Additional Company Information
Although LinkedIn is the main topic of this blog it is still only one source of information. It is important to look across other platforms and collect information for analysis. The collection plan mentions a number of sources that very intuitive for getting corporate information on things like shareholders, professional networks and financial information.
Below is a list of some great resources to access:
Financial performance & shareholder structures: https://www.marketscreener.com/
Professional relationships: https://relationshipscience.com/
Open database of information about corporations: https://opencorporates.com/
OCCRP Alpha is an excellent resources for deep information about organisations: https://aleph.occrp.org/
Sentiment analysis: https://brand24.com/ (free trial)
There are thousands of sites that provide differing levels of information, this is only a sample but often its better to have a focused list so you don't get lost in the noise. A lot of these resources also have false-positive or inaccurate information, it is critical that you cross-reference and validate information as much as possible.

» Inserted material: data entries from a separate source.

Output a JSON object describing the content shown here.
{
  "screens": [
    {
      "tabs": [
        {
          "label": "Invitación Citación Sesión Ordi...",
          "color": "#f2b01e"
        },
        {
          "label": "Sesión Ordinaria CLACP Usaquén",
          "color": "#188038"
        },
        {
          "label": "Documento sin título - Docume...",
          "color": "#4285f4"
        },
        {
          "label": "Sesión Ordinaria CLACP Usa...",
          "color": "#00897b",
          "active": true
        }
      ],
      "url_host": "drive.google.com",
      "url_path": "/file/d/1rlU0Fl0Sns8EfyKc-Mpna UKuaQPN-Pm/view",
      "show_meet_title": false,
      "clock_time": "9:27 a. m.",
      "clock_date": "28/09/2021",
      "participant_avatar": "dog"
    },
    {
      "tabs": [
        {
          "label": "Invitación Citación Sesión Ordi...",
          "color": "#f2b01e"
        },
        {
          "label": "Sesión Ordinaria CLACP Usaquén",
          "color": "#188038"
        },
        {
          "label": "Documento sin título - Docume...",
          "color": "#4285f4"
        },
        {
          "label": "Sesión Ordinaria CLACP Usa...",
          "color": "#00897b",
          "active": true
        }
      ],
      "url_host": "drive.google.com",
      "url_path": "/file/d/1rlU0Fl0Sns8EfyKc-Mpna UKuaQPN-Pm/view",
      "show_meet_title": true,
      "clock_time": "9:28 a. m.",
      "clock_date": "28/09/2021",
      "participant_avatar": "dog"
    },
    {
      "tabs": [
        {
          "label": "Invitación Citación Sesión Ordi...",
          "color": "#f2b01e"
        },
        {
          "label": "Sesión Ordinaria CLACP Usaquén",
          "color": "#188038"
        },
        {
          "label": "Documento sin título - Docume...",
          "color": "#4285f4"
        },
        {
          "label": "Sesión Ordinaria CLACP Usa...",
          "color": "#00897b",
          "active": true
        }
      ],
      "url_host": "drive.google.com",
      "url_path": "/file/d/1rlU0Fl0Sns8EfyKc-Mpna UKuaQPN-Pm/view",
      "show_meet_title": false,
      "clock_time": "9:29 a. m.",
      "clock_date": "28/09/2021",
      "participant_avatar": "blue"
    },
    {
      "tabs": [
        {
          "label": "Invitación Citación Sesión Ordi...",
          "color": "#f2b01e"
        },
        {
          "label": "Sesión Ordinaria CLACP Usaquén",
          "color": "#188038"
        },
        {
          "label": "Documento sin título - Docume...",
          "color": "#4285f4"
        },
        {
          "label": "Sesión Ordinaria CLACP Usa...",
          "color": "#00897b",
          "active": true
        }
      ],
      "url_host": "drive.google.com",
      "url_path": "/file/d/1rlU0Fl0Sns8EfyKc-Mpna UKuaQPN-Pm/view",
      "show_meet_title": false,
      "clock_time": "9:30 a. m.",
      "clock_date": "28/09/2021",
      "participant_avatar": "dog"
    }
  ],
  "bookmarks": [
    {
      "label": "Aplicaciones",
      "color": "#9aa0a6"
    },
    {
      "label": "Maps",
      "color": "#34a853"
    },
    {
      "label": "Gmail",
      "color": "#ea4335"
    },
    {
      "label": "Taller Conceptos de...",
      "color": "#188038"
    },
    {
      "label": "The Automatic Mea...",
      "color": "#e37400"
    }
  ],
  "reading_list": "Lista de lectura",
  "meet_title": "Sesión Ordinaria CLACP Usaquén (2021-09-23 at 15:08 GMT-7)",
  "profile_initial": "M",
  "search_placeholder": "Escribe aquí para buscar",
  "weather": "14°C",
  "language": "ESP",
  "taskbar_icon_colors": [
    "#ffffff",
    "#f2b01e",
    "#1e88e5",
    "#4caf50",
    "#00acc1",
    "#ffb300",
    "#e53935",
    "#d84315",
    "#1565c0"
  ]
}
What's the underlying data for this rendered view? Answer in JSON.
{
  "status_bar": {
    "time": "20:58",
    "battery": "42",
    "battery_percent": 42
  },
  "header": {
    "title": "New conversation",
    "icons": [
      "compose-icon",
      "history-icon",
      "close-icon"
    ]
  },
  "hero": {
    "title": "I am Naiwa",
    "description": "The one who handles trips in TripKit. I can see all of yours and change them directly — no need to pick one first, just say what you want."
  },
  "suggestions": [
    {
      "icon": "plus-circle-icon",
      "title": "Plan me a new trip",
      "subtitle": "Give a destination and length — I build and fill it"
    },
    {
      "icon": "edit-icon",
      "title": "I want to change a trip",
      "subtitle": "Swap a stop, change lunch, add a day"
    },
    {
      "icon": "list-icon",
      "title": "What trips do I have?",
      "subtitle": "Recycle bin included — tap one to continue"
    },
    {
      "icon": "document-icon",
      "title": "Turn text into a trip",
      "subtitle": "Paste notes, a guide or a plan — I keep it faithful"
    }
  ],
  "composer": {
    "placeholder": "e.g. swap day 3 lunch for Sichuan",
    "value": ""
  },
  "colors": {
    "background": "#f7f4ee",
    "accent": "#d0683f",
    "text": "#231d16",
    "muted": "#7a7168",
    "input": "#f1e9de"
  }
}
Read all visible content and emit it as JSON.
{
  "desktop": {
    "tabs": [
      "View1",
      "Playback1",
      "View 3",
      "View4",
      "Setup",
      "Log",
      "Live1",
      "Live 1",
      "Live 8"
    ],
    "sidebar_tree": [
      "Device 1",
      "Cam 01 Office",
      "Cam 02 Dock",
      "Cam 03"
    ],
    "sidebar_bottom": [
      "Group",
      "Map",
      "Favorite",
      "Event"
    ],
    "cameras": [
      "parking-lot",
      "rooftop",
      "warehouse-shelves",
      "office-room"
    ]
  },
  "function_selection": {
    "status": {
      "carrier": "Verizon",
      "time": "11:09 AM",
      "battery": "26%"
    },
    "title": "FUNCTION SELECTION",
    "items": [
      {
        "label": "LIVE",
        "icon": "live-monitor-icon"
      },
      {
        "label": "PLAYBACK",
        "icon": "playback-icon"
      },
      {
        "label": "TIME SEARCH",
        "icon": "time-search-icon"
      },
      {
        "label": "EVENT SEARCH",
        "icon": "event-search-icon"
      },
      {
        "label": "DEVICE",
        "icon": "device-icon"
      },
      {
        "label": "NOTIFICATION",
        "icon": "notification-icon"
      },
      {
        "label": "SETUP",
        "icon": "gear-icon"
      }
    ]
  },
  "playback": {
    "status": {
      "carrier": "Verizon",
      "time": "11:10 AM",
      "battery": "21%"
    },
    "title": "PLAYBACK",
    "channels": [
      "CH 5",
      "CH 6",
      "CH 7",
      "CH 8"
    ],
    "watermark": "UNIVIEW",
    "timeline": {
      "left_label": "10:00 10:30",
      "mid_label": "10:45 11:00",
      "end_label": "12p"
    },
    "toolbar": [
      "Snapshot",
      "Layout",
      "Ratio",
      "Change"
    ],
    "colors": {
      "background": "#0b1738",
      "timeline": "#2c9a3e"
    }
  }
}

Google Dorking for company documents is also recommended and can often provide valuable insights into things such as board meetings, annual general meetings and event attendees. Try some of these and see what you find:
site:microsoft.com filetype:pdf OR filetype:doc OR filetype:docx AND "annual" AND ("general" OR "report" OR "meeting")
Corporate profiling is a requirement for many investigations and research efforts. Doing so without the use of automation tools and staying inline with the platform terms of service means you can create repeatable success in your actions. Of course there are automated tools (commercial and free alike) that can handle a number of these tasks but we focused this blog purposely on manual techniques and a sustainable methodology.
We hope this blog will provide you both an approach and some methods to conducting corporate profiles and feel free to leave feedback on your approaches to corporate profiling.